Imagine your router, that little box that blinks more than a nervous tic, being the secret hideout for Russian hackers. The U.S. Department of Justice revealed that APT28 was using our friendly neighborhood routers for not-so-friendly activities like spear-phishing and credential harvesting. It's like finding out your roommate has been secretly hosting wild parties when you’re not home, except with more geopolitical consequences.

Mirai's Malevolent Offspring: MooBot

MooBot, the mischievous progeny of Mirai, targeted Ubiquiti routers with the enthusiasm of a kid in a candy store. Court documents suggest that these attackers weren’t just snooping; they were throwing digital house parties in the routers, using them as proxies to mask their malicious merrymaking. It's like your router decided to start a side hustle in cybercrime without telling you.

The FBI Takes Out the Trash

In what must have felt like a digital raid, the FBI filed a redacted affidavit that was basically a 'Dear John' letter to the botnet. They used a series of unspecified commands to copy and clean out the stolen data, tweaking firewall rules to slam the door shut on APT28's digital fingers. The cyber intruders are now standing outside in their digital underwear, locked out of their nefarious network.

A Global Game of Cyber Tag

APT28 wasn't just a one-trick pony. They used sophisticated means like a zero-day exploit in Outlook and fake Yahoo! landing pages to phish for credentials. It's like they were running their own phishing Olympics, and the prize was your personal info. Meanwhile, the FBI’s operation 'Dying Ember' feels like it should come with its own series of fantasy novels, complete with dragons and mystical firewalls.

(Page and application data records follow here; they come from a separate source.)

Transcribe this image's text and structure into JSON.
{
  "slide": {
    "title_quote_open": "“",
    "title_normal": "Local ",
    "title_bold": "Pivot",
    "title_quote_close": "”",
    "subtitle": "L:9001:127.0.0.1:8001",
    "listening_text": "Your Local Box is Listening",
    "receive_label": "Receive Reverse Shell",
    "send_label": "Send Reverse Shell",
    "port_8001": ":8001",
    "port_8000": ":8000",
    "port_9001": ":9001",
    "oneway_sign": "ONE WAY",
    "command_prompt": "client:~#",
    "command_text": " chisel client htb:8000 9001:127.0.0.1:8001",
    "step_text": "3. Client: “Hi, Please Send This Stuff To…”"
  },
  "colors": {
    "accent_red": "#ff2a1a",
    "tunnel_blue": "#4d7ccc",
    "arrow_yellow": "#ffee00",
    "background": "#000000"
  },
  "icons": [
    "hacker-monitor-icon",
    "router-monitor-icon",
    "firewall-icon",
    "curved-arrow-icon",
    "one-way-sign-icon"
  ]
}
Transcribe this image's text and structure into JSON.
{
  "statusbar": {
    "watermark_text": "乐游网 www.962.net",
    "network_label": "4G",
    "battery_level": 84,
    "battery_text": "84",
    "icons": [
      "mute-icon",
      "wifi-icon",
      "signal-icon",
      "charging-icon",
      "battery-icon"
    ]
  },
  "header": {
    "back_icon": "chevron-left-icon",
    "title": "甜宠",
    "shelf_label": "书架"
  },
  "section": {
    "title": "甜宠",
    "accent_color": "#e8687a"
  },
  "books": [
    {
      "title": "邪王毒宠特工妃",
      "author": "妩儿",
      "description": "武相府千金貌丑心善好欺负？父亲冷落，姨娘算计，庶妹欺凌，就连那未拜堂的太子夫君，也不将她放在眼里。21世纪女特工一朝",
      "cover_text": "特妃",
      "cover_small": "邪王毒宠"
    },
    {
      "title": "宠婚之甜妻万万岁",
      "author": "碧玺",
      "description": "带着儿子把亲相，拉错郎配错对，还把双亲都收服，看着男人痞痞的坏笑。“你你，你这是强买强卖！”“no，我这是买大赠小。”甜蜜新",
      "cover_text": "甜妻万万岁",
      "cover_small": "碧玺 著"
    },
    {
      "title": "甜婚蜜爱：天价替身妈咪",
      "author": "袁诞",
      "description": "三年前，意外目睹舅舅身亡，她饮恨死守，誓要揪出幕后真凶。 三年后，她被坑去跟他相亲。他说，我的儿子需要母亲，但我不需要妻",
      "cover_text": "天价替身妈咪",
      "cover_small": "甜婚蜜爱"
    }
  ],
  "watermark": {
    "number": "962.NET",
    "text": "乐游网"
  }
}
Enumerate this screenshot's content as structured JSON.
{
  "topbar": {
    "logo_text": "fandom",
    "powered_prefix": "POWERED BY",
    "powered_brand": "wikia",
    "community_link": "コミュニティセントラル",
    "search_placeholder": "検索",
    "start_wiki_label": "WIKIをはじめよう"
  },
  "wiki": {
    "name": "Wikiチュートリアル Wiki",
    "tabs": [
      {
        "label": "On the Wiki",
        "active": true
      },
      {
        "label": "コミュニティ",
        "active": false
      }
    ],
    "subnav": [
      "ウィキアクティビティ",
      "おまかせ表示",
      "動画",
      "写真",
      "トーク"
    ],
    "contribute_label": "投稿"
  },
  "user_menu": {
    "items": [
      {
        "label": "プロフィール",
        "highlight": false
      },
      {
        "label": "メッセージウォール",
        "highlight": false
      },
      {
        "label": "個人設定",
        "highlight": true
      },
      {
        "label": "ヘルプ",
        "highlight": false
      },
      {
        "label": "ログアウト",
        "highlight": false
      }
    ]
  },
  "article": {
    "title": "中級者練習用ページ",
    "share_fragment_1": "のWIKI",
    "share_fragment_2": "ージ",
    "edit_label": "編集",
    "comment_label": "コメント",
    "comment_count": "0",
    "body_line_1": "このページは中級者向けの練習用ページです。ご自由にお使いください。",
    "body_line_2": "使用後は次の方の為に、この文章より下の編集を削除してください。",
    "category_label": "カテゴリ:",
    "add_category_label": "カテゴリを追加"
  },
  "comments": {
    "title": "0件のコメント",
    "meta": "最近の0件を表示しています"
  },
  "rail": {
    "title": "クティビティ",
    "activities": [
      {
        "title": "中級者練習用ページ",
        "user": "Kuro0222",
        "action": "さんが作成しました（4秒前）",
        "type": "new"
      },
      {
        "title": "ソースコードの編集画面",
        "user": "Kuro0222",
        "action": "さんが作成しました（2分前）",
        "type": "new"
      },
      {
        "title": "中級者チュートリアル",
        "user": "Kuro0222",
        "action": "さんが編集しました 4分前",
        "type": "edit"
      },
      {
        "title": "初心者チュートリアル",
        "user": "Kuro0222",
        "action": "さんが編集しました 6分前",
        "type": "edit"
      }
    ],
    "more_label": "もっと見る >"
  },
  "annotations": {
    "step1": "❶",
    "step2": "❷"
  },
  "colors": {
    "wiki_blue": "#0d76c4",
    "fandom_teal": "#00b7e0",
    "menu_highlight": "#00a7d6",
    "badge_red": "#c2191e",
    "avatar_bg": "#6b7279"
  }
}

The Never-ending Botnet Battle

This isn't the first rodeo for the U.S. in taking down botnets. Just weeks before, they tackled the KV-botnet from China, and last May, they gave the boot to 'Snake', another malware from Russian FSB hackers. It seems the botnet busting business is booming, with more sequels than a Hollywood franchise. Who knew cybersecurity could have such a dramatic saga?

In summary, the U.S. government's latest cyber takedown is a reminder that even the most mundane devices can become the battleground for international espionage. As hackers and governments continue their digital tug-of-war, it's clear the only thing fancier than a Fancy Bear is the FBI's ability to send them packing.

Tags: APT28, botnet disruption, Credential-Harvesting, Cyber Espionage, MooBot malware, Russian Hacking, Ubiquiti routers